Here’s a clip of my Alabama performance of Renié’s amazing “Ballade Fantastique,” a piece that follows completely the short story “The Tell-Tale Heart” by Edgar Allan Poe.  This clip is just the beginning of the almost 15 minute long piece.

And Last, but Not Least…


My months of endlessly busy weekends wrapped up this past weekend with a wedding up in North Carolina.  The forecast called for 60%+ chance of rain most of the day, but it held out and the sun came out long enough for a beautiful outdoor wedding.  Outdoor weddings are always a gamble for me with the harp, as I can’t take the instrument outside in certain weather conditions, so I’m grateful the weather held off long enough for me to perform.  The couple asked for several specially requested songs that I made my own arrangements for, so it’s always fun to play something new!

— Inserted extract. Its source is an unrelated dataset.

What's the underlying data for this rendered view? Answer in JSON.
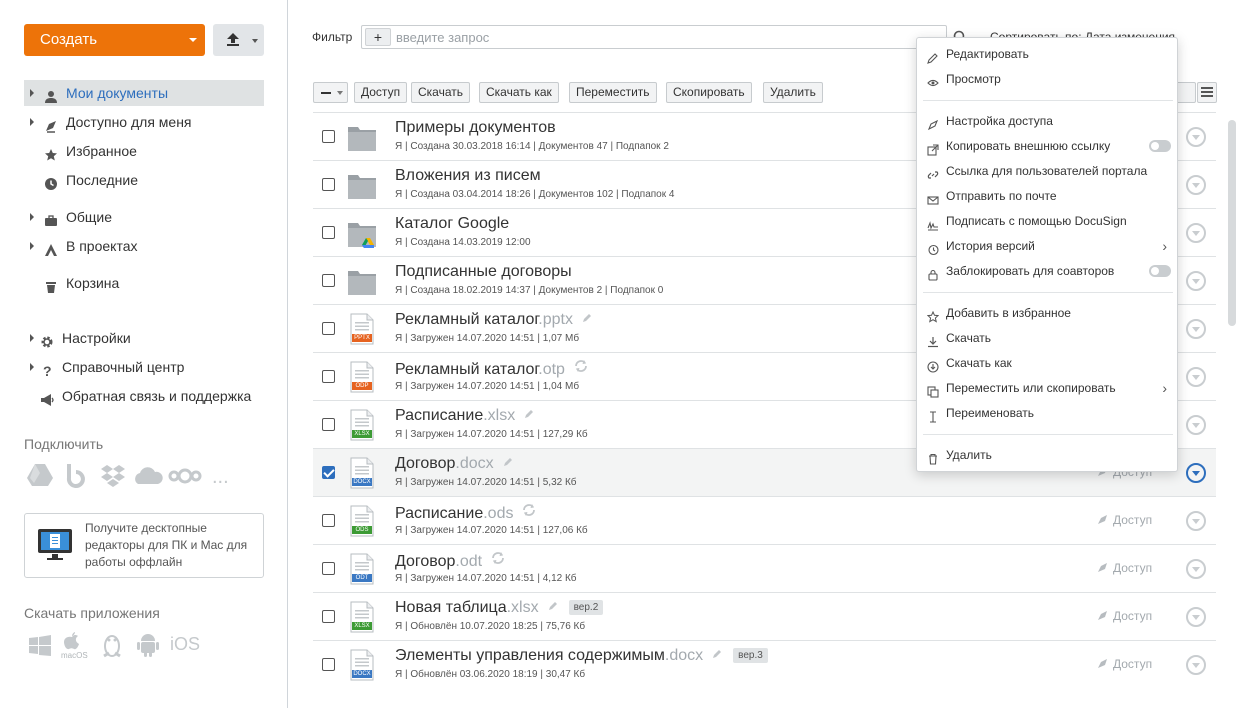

NC Wedding
I did get my own little tent for the ceremony, just in case the rain decided not to hold off long enough.

What Comes Next?


While I’m definitely happy to have a break from the non-stop busy weekends for awhile, I’m already looking forward to what I’ll be doing in the coming months!

As I believe I’ve mentioned before, I will be a guest instructor for the Adult Harp Retreat in mid-June, spending about 8 days at a lodge in the Smithgall Woods State Park in the north Georgia mountains.  The students at the retreat are all adults, coming from a variety of locations and backgrounds and playing levels.  I’m really looking forward to working with each of them one-on-one in private lessons, as a group in masterclasses, and leading them in one of my favorite things…harp ensemble!

Recently added to my schedule, I’ll also be spending about 8 days in mid-July up at Lake Junaluska, North Carolina as an assistant instructor at the Summer Harp Academy.  I’m especially excited to be at SHA because it is a week-long camp for pre-college and college age students, run by one of my former teachers and favorite people in the world…Elzbieta Szmyt!  One of my younger teen students, April, attended SHA last summer and will be returning this year as well, so I’m also looking forward to spending time with her!